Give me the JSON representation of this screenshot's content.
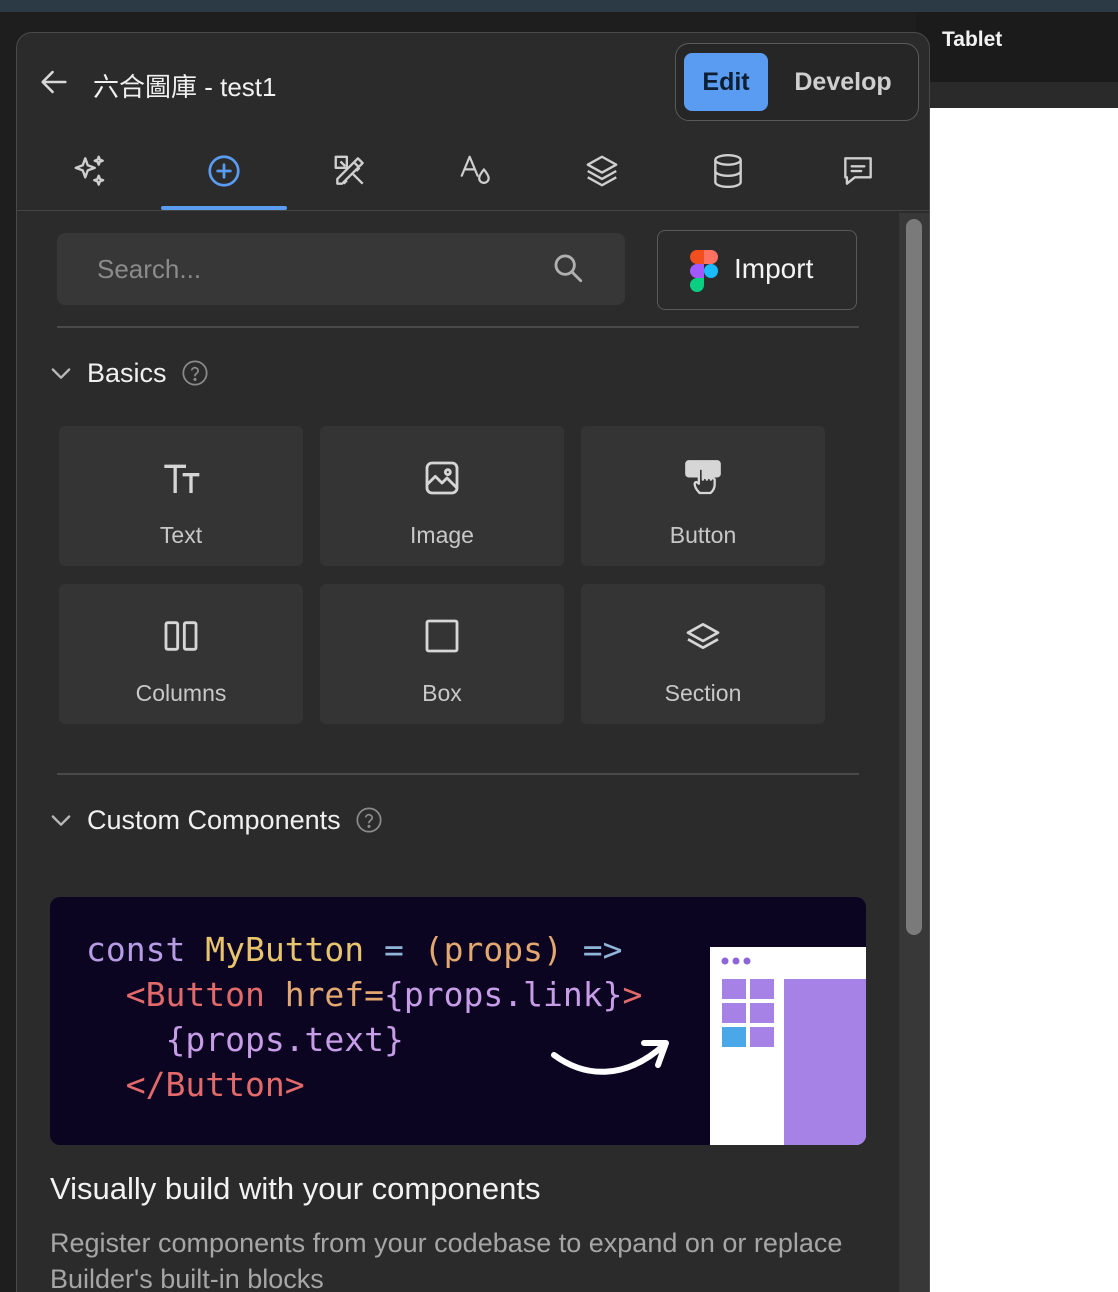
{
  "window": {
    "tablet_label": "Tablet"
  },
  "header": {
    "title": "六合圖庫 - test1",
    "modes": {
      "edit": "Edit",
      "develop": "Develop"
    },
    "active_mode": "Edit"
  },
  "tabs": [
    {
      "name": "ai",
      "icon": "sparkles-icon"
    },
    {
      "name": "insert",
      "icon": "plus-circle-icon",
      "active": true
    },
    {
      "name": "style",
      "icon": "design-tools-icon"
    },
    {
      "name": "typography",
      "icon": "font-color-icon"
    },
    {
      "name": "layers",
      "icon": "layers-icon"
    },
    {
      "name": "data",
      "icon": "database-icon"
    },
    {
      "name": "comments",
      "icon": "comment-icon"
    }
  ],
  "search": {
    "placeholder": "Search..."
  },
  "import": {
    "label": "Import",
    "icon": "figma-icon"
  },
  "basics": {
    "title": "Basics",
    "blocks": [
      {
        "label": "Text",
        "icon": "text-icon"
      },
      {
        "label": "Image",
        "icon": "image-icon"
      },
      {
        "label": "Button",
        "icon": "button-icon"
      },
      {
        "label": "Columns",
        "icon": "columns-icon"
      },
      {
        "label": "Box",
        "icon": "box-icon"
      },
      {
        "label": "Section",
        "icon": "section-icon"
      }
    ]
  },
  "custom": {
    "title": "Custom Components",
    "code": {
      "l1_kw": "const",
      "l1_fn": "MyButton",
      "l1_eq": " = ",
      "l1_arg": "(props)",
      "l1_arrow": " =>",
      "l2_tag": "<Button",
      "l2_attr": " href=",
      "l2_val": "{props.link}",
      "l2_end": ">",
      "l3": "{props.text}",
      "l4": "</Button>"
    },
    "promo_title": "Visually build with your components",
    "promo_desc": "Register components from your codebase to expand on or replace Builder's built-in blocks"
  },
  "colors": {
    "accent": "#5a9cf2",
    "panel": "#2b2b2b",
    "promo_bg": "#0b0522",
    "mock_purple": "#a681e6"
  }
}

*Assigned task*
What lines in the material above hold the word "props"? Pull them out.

*The completed task*
      "l1_arg": "(props)",
      "l2_val": "{props.link}",
      "l3": "{props.text}",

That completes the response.